Insider trading; South’s neglect of technical careers


Tannen Holt

Pictured above is sophomore Jonathan Auckenthaler working on his ball peen hammer, the final project for machine shop. Machine shop is the only technical class South offers, despite just being one out of the hundreds of trades available.

Tannen Holt, Staff Writer

There is a wide variety of viable post secondary options. Whether you want to further your education or head right into the workforce, no productive option is necessarily a bad option. Among these options are pursuing trades, whether by learning through vocational school or apprenticeships, there is money to be made in blue collar labor.

Less and less students are developing interests in trades. Many don’t even think about the possibility. A study by Deloitte revealed that the declining trades industry will leave 2.4 million positions unfilled from 2018-2028, worth nearly $2.5 trillion of pay. 

“We all need construction workers to build bridges and houses, manufacturers to manufacture our cell phones, we need people to come and fix our plumbing and painters to paint,” said machine shop teacher Joe Hyser. “[Trades] account for about 30% of our nation’s GDP.”

Many trades have nationwide unions with high starting wages, excellent healthcare, and retirement contributions. Most technical colleges will land you with a degree in only two years, or a certification in even less time. 

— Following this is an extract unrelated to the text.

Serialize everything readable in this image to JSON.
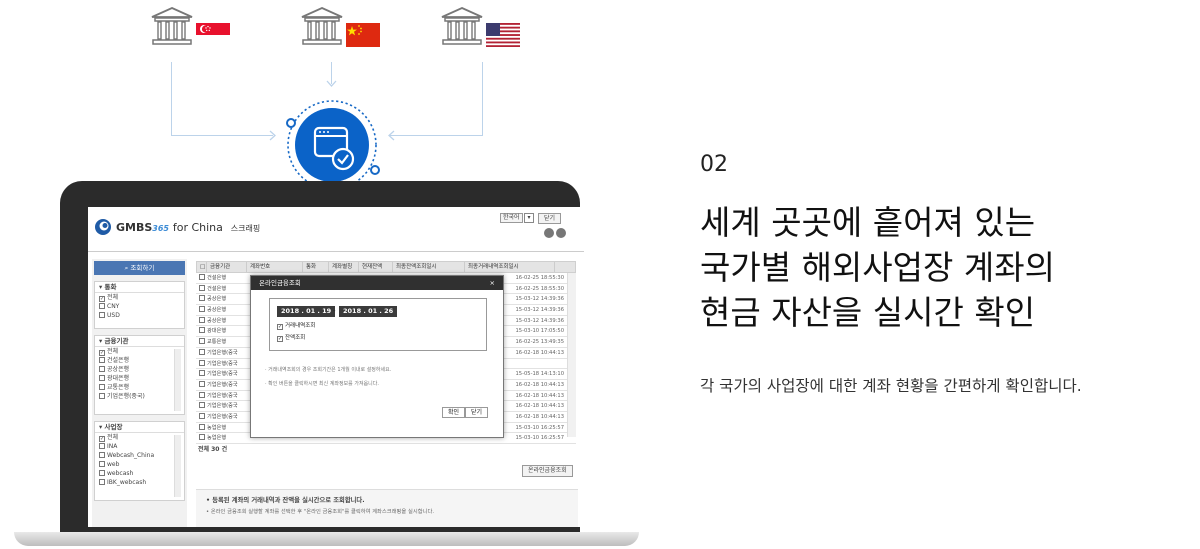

Pursuing a post secondary education isn’t cheap and most who do end up in considerable debt. While the same can be said for vocational school, graduates often end up in significantly less debt, and find almost immediate employment upon graduation.

At South it seems as if college is an expectation. While most other high schools offer a handful of technical classes (automotive, woodworking, etc.), South has only one. I love machine shop. It’s one of the biggest things that motivated me to consider going into a trade. But machining is only one of the hundreds of technical careers available, which could potentially discourage students if it’s the only experience they’ll ever have with a trade and don’t enjoy it.

South has a plethora of classes, including wide variety of AP and CIS classes. It is an atrocity that we only offer one class that is a part of a non-college related career.

“[Student’s don’t pursue trades] because South doesn’t advertise it as an option,” said junior Skyler Cronin, who is planning on going into a carpentry apprenticeship. “Schools tell you ‘you need to go to college’ and that’s the end of it. That’s why the ACT is so big and we have so many AP classes. If there was more exposure to trades we would have a lot more students looking at them.”

South has a lot of resources for students planning to pursue college. The College and Career Center, Project Success, PSEO, but the idea of anything besides college isn’t really touched on. Sure, it is briefly mentioned, but students aren’t advised in the process of applying to vocational school or finding apprenticeships.

“America has heavily ingrained itself in pursuing a college education because it funds capitalism because there’s an *ss-load of money you pay to go to college, but what’s that for?” said senior Leon Wong, who wants to be an electrician. “Nowadays you’re not even ensured a job [with a college degree].”

The New York Federal Reserve Bank released a report in November showing that recent college graduates (ages 22-27) are more likely to be unemployed or underemployed compared to overall workers. 

There is money to be made in the trades for young people willing to work. Starting wages are upwards of $20 with full benefits, matching retirement savings, unions, and really good insurance (being that these jobs are usually very physical). And most of the jobs are secure, because we are always gonna need these careers.

“When you can be 19 years old, have your 2 year certification and start out at $30/hr, that says a lot,” said Hyser. “We have people in the trades that are buying their own house at 24. That’s what we used to call ‘The American Dream’ which has now become ‘The American Fantasy.”

We need a district level change. Students are being conned into hundreds of thousands of dollars of debt because of the nation-wide expectation of college. The Washington Post revealed that only 27% of college grads have a career that relates to their major.

Students leave high school, go to college due to a lack of direction, buy an education with a useless degree, and suffer for the next many years of their lives for it while possibly just working for minimum wage. 

We demand exposure. We need more technical classes, and exponentially more information given. It is wrong to hide these options from us. We require the means to pursue a better life, and only being exposed to half of our options is an outrage.